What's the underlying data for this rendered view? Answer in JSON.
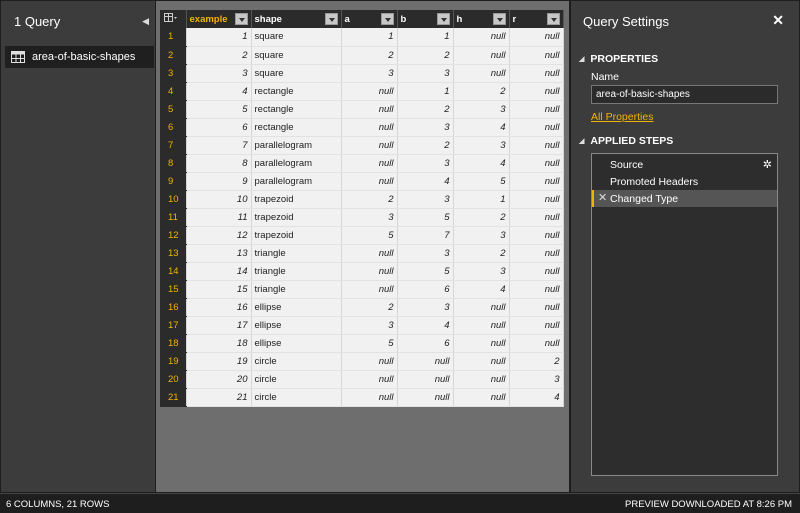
{
  "queries_pane": {
    "title": "1 Query",
    "items": [
      {
        "label": "area-of-basic-shapes"
      }
    ]
  },
  "grid": {
    "columns": [
      "example",
      "shape",
      "a",
      "b",
      "h",
      "r"
    ],
    "rows": [
      [
        "1",
        "1",
        "square",
        "1",
        "1",
        "null",
        "null"
      ],
      [
        "2",
        "2",
        "square",
        "2",
        "2",
        "null",
        "null"
      ],
      [
        "3",
        "3",
        "square",
        "3",
        "3",
        "null",
        "null"
      ],
      [
        "4",
        "4",
        "rectangle",
        "null",
        "1",
        "2",
        "null"
      ],
      [
        "5",
        "5",
        "rectangle",
        "null",
        "2",
        "3",
        "null"
      ],
      [
        "6",
        "6",
        "rectangle",
        "null",
        "3",
        "4",
        "null"
      ],
      [
        "7",
        "7",
        "parallelogram",
        "null",
        "2",
        "3",
        "null"
      ],
      [
        "8",
        "8",
        "parallelogram",
        "null",
        "3",
        "4",
        "null"
      ],
      [
        "9",
        "9",
        "parallelogram",
        "null",
        "4",
        "5",
        "null"
      ],
      [
        "10",
        "10",
        "trapezoid",
        "2",
        "3",
        "1",
        "null"
      ],
      [
        "11",
        "11",
        "trapezoid",
        "3",
        "5",
        "2",
        "null"
      ],
      [
        "12",
        "12",
        "trapezoid",
        "5",
        "7",
        "3",
        "null"
      ],
      [
        "13",
        "13",
        "triangle",
        "null",
        "3",
        "2",
        "null"
      ],
      [
        "14",
        "14",
        "triangle",
        "null",
        "5",
        "3",
        "null"
      ],
      [
        "15",
        "15",
        "triangle",
        "null",
        "6",
        "4",
        "null"
      ],
      [
        "16",
        "16",
        "ellipse",
        "2",
        "3",
        "null",
        "null"
      ],
      [
        "17",
        "17",
        "ellipse",
        "3",
        "4",
        "null",
        "null"
      ],
      [
        "18",
        "18",
        "ellipse",
        "5",
        "6",
        "null",
        "null"
      ],
      [
        "19",
        "19",
        "circle",
        "null",
        "null",
        "null",
        "2"
      ],
      [
        "20",
        "20",
        "circle",
        "null",
        "null",
        "null",
        "3"
      ],
      [
        "21",
        "21",
        "circle",
        "null",
        "null",
        "null",
        "4"
      ]
    ]
  },
  "settings": {
    "title": "Query Settings",
    "close_glyph": "✕",
    "properties_heading": "PROPERTIES",
    "name_label": "Name",
    "name_value": "area-of-basic-shapes",
    "all_properties_link": "All Properties",
    "steps_heading": "APPLIED STEPS",
    "steps": [
      {
        "label": "Source",
        "has_gear": true,
        "selected": false
      },
      {
        "label": "Promoted Headers",
        "has_gear": false,
        "selected": false
      },
      {
        "label": "Changed Type",
        "has_gear": false,
        "selected": true
      }
    ]
  },
  "status_bar": {
    "left": "6 COLUMNS, 21 ROWS",
    "right": "PREVIEW DOWNLOADED AT 8:26 PM"
  },
  "colors": {
    "accent": "#f0b400",
    "pane_bg": "#3c3c3c",
    "grid_bg": "#6e6e6e"
  }
}
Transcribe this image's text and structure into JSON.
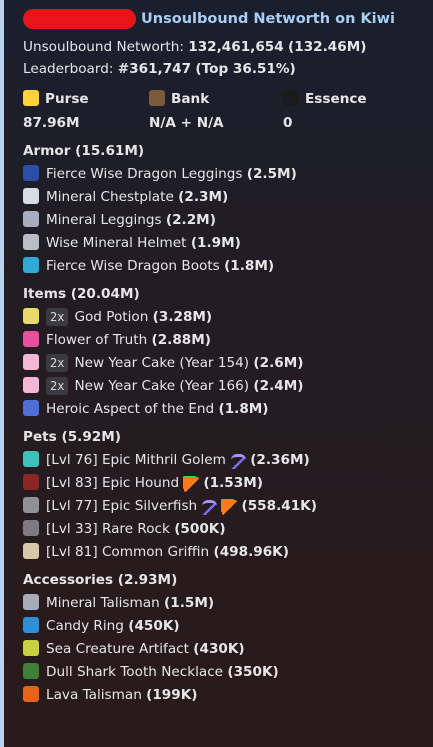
{
  "header": {
    "title": "Unsoulbound Networth on Kiwi",
    "networth_label": "Unsoulbound Networth:",
    "networth_value": "132,461,654",
    "networth_short": "(132.46M)",
    "leaderboard_label": "Leaderboard:",
    "leaderboard_value": "#361,747",
    "leaderboard_top": "(Top 36.51%)"
  },
  "stats": [
    {
      "name": "Purse",
      "value": "87.96M",
      "icon": "purse-icon",
      "color": "#ffd23a"
    },
    {
      "name": "Bank",
      "value": "N/A + N/A",
      "icon": "bank-icon",
      "color": "#7a5a3a"
    },
    {
      "name": "Essence",
      "value": "0",
      "icon": "essence-icon",
      "color": "#1b1b1b"
    }
  ],
  "sections": [
    {
      "title": "Armor (15.61M)",
      "items": [
        {
          "qty": "",
          "name": "Fierce Wise Dragon Leggings",
          "value": "(2.5M)",
          "icon": "leggings-icon",
          "color": "#2b4ea8",
          "extras": []
        },
        {
          "qty": "",
          "name": "Mineral Chestplate",
          "value": "(2.3M)",
          "icon": "chestplate-icon",
          "color": "#d8dae6",
          "extras": []
        },
        {
          "qty": "",
          "name": "Mineral Leggings",
          "value": "(2.2M)",
          "icon": "leggings-icon",
          "color": "#a9acbf",
          "extras": []
        },
        {
          "qty": "",
          "name": "Wise Mineral Helmet",
          "value": "(1.9M)",
          "icon": "helmet-icon",
          "color": "#b9bccb",
          "extras": []
        },
        {
          "qty": "",
          "name": "Fierce Wise Dragon Boots",
          "value": "(1.8M)",
          "icon": "boots-icon",
          "color": "#2fa9d6",
          "extras": []
        }
      ]
    },
    {
      "title": "Items (20.04M)",
      "items": [
        {
          "qty": "2x",
          "name": "God Potion",
          "value": "(3.28M)",
          "icon": "god-potion-icon",
          "color": "#e8d96a",
          "extras": []
        },
        {
          "qty": "",
          "name": "Flower of Truth",
          "value": "(2.88M)",
          "icon": "flower-icon",
          "color": "#e84f9c",
          "extras": []
        },
        {
          "qty": "2x",
          "name": "New Year Cake (Year 154)",
          "value": "(2.6M)",
          "icon": "cake-icon",
          "color": "#f2b7d5",
          "extras": []
        },
        {
          "qty": "2x",
          "name": "New Year Cake (Year 166)",
          "value": "(2.4M)",
          "icon": "cake-icon",
          "color": "#f2b7d5",
          "extras": []
        },
        {
          "qty": "",
          "name": "Heroic Aspect of the End",
          "value": "(1.8M)",
          "icon": "sword-icon",
          "color": "#4e6fd6",
          "extras": []
        }
      ]
    },
    {
      "title": "Pets (5.92M)",
      "items": [
        {
          "qty": "",
          "name": "[Lvl 76] Epic Mithril Golem",
          "value": "(2.36M)",
          "icon": "mithril-golem-icon",
          "color": "#3fc0b8",
          "extras": [
            "pickaxe-icon"
          ]
        },
        {
          "qty": "",
          "name": "[Lvl 83] Epic Hound",
          "value": "(1.53M)",
          "icon": "hound-icon",
          "color": "#8a2626",
          "extras": [
            "carrot-icon"
          ]
        },
        {
          "qty": "",
          "name": "[Lvl 77] Epic Silverfish",
          "value": "(558.41K)",
          "icon": "silverfish-icon",
          "color": "#8f9098",
          "extras": [
            "pickaxe-icon",
            "carrot-icon"
          ]
        },
        {
          "qty": "",
          "name": "[Lvl 33] Rare Rock",
          "value": "(500K)",
          "icon": "rock-icon",
          "color": "#7c7c80",
          "extras": []
        },
        {
          "qty": "",
          "name": "[Lvl 81] Common Griffin",
          "value": "(498.96K)",
          "icon": "griffin-icon",
          "color": "#d6c8a6",
          "extras": []
        }
      ]
    },
    {
      "title": "Accessories (2.93M)",
      "items": [
        {
          "qty": "",
          "name": "Mineral Talisman",
          "value": "(1.5M)",
          "icon": "mineral-talisman-icon",
          "color": "#a7adb8",
          "extras": []
        },
        {
          "qty": "",
          "name": "Candy Ring",
          "value": "(450K)",
          "icon": "candy-ring-icon",
          "color": "#2f8fd6",
          "extras": []
        },
        {
          "qty": "",
          "name": "Sea Creature Artifact",
          "value": "(430K)",
          "icon": "sea-creature-artifact-icon",
          "color": "#c8d040",
          "extras": []
        },
        {
          "qty": "",
          "name": "Dull Shark Tooth Necklace",
          "value": "(350K)",
          "icon": "shark-necklace-icon",
          "color": "#3e7f3a",
          "extras": []
        },
        {
          "qty": "",
          "name": "Lava Talisman",
          "value": "(199K)",
          "icon": "lava-talisman-icon",
          "color": "#e8631a",
          "extras": []
        }
      ]
    }
  ]
}
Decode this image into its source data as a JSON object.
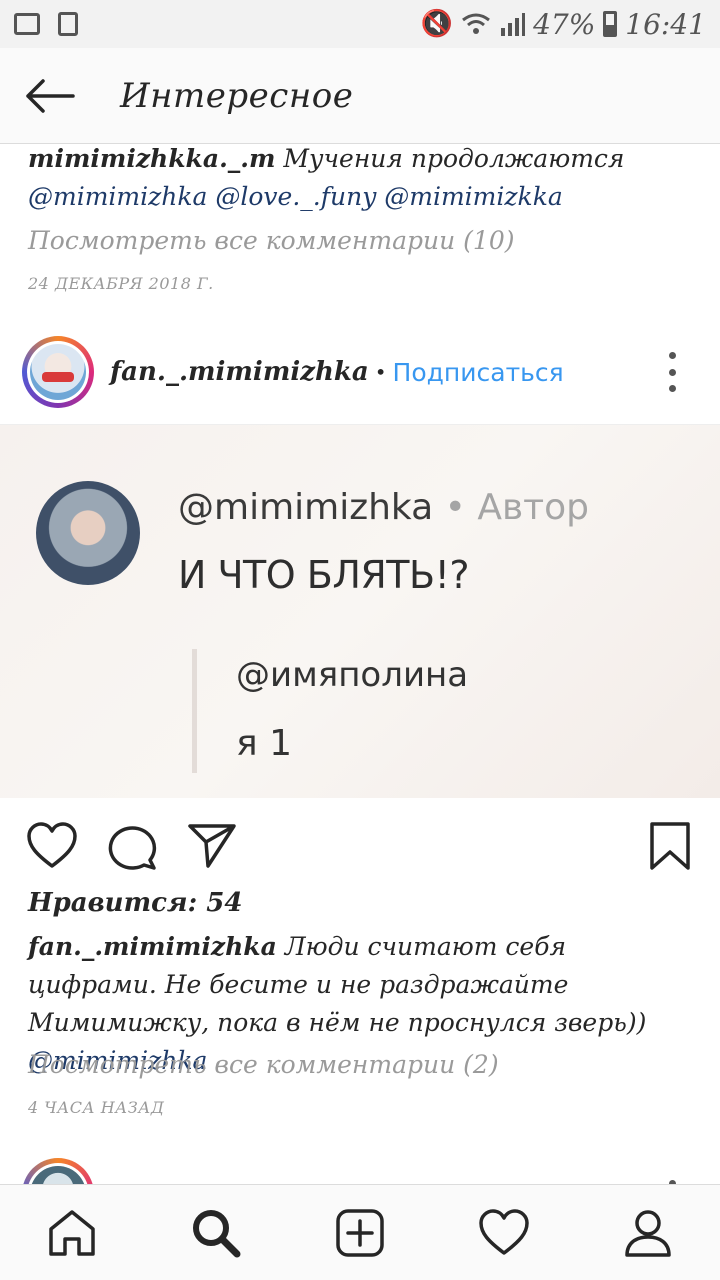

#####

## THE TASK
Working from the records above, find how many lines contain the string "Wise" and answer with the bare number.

## SOLUTION TO THIS EXERCISE
3